In keeping with the quality of their magical, laconic music, the success of Mazzy Star's second album, So Tonight That I Might See seemingly came out of nowhere. Eventually going platinum, the record's unexpected climb to commercial prominence began on the back of the surprise success of its second single, the dreamily atmospheric "Fade Into You," which rose into the Billboard Top 50 seven months after its parent album first hit the racks in October 1993. Gloriously out of step with the zeitgeist, the introspective So Tonight That I Might See bore scant relation to the grungy guitar records dominating the alt-rock scene. Indeed, "Fade Into You" ironically began its steady ascent up the Billboard chart while the world mourned the death of Kurt Cobain.
The product of ad hoc studio sessions, So Tonight That I Might See made no attempt to hide its rough 'n' ready nature, with "She's My Baby" and the grinding, "Venus In Furs"-esque titular song sounding almost willfully loose. More often than not, however, the album nonchalantly sauntered towards genius, not least on the droning, acid-tinged "Mary Of Silence," the duo's skeletal, cello-enhanced cover of Arthur Lee's "Five String Serenade" and the strung-out blues-rock of the aptly-titled "Wasted."

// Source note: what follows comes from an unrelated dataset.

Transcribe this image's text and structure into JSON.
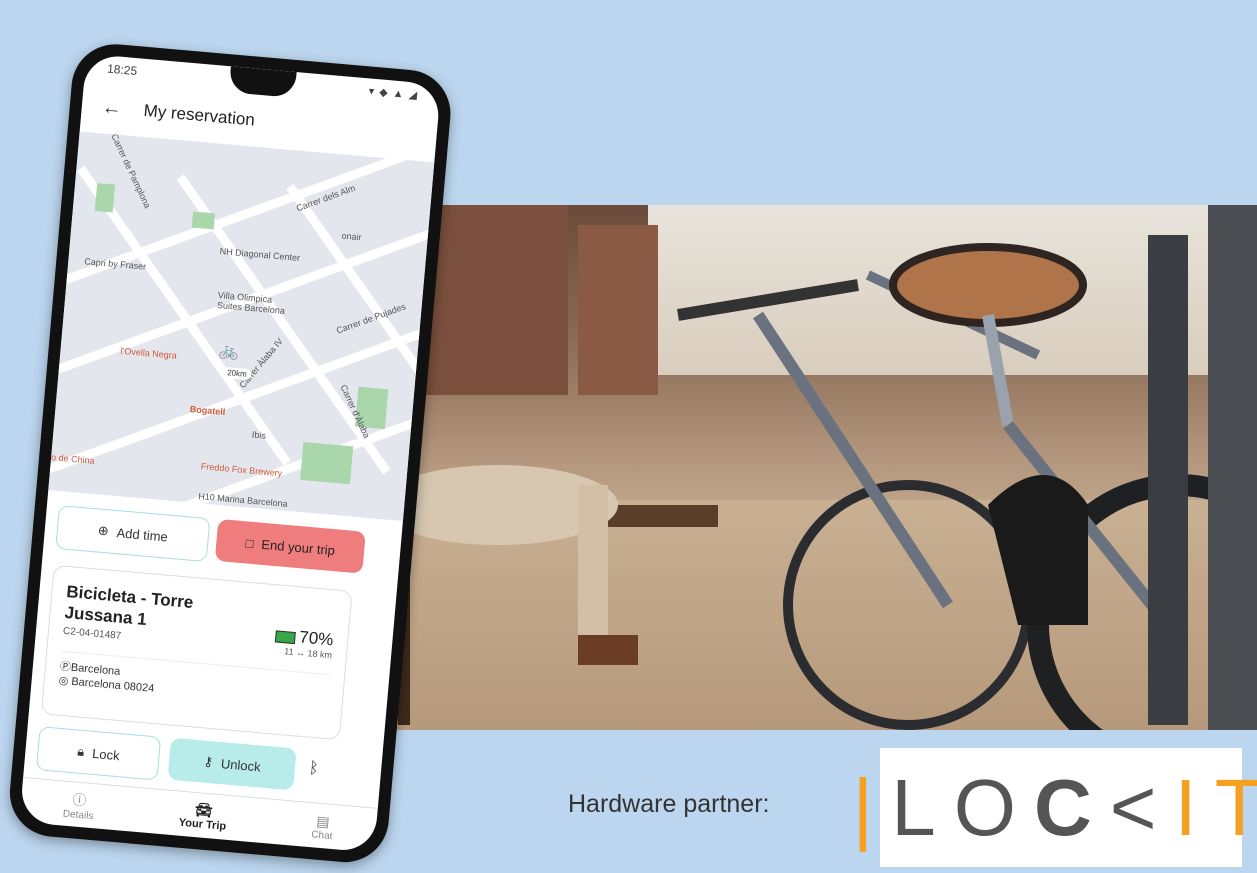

The record initially sold modestly, despite attracting tuned-in critics such as Los Angeles Times' Steve Hochman, who enthusiastically proclaimed that it "may well be the best psychedelic blues album since Cream." However, just when observers were preparing to file it away as a slow-burning niche record, So Tonight That I Might See started its stealthy ascent up the Billboard chart, peaking at No. 36 and moving a million copies. Now available as a single LP on standard weight vinyl in celebration of Capitol Records' 75th anniversary.